“I was in pain, people didn’t even recognise me. I was told my career was over but after seven months I got back on the field,” Richie told students.
“No matter what you’re going through, it’s how you deal with it.”
Stories like these solidified Anna Smith’s dream of becoming a surgeon.
“Caring for people is so important to me. I wish there were more people here to hear Mike and Richie speak so they could benefit from it too,” the Cambridge High School Head Girl says.
There were many lightbulb moments throughout the day.
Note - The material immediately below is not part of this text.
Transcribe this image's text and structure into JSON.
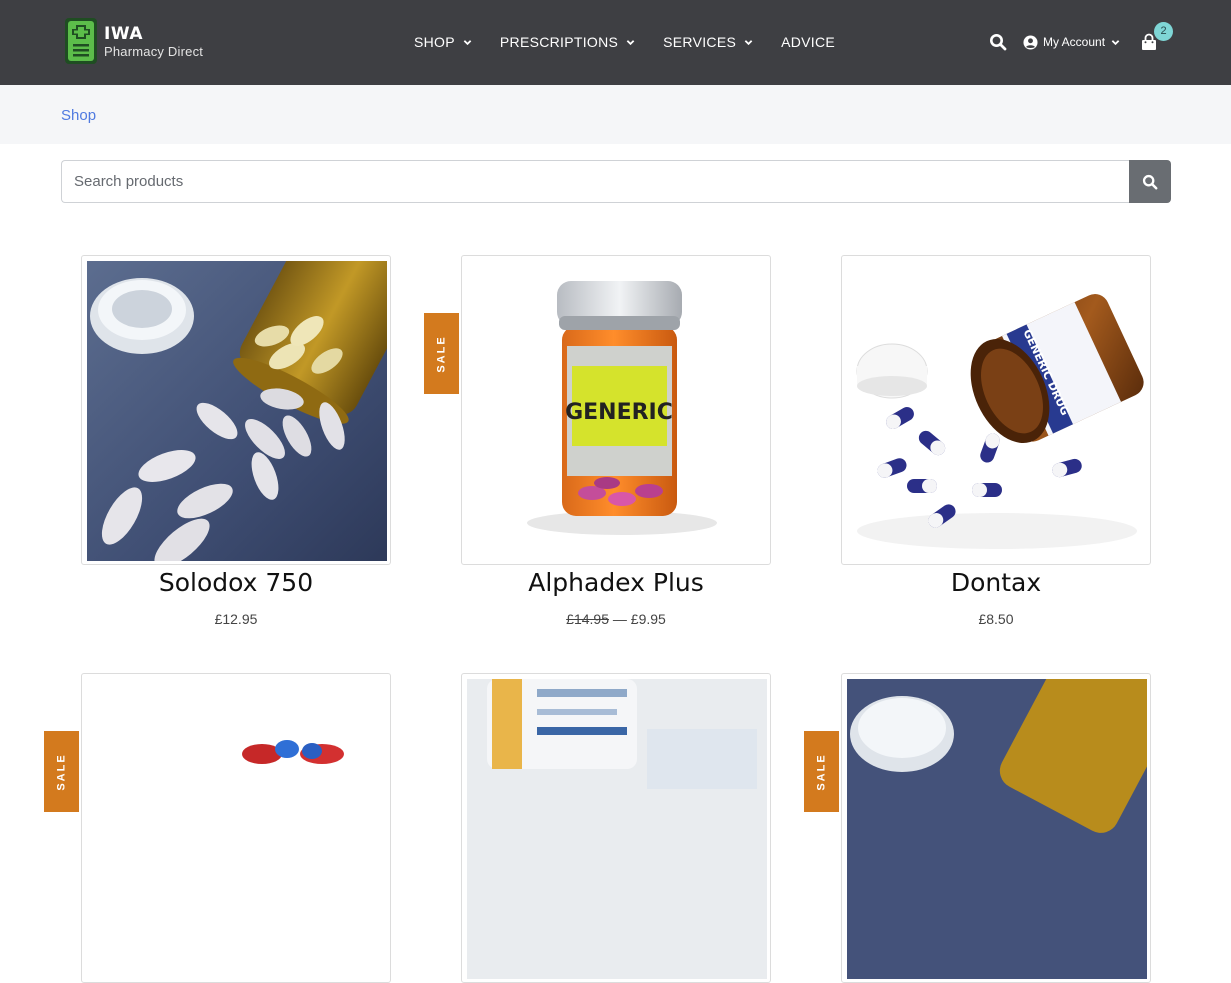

For Julie Brouwer of St Peter’s Cambridge, it was the realisation that leaders don’t have to be in a leadership position.
Julie says being turned down as a prefect was incredibly upsetting, but after being nominated by her school for the Leadership Academy she’s become a leader in her own way.
“I want to be a leader that motivates and inspires people,” Julie says. “I used to think leaders had to be direct and sometimes mean, but you can still treat people as people and you don’t need to be in a hierarchical position to be respected.”
Throughout the programme, students benefit from world-class leadership concepts and training from WMS staff and executive fellow and Alum Jamie Fitzgerald. They also complete the WMS flagship first-year paper, Introduction to Leadership Communication, which means they will already have one paper if they go to university.
The pilot will conclude with a final hub day in Tauranga in September.
Find out more about the Waikato Management School.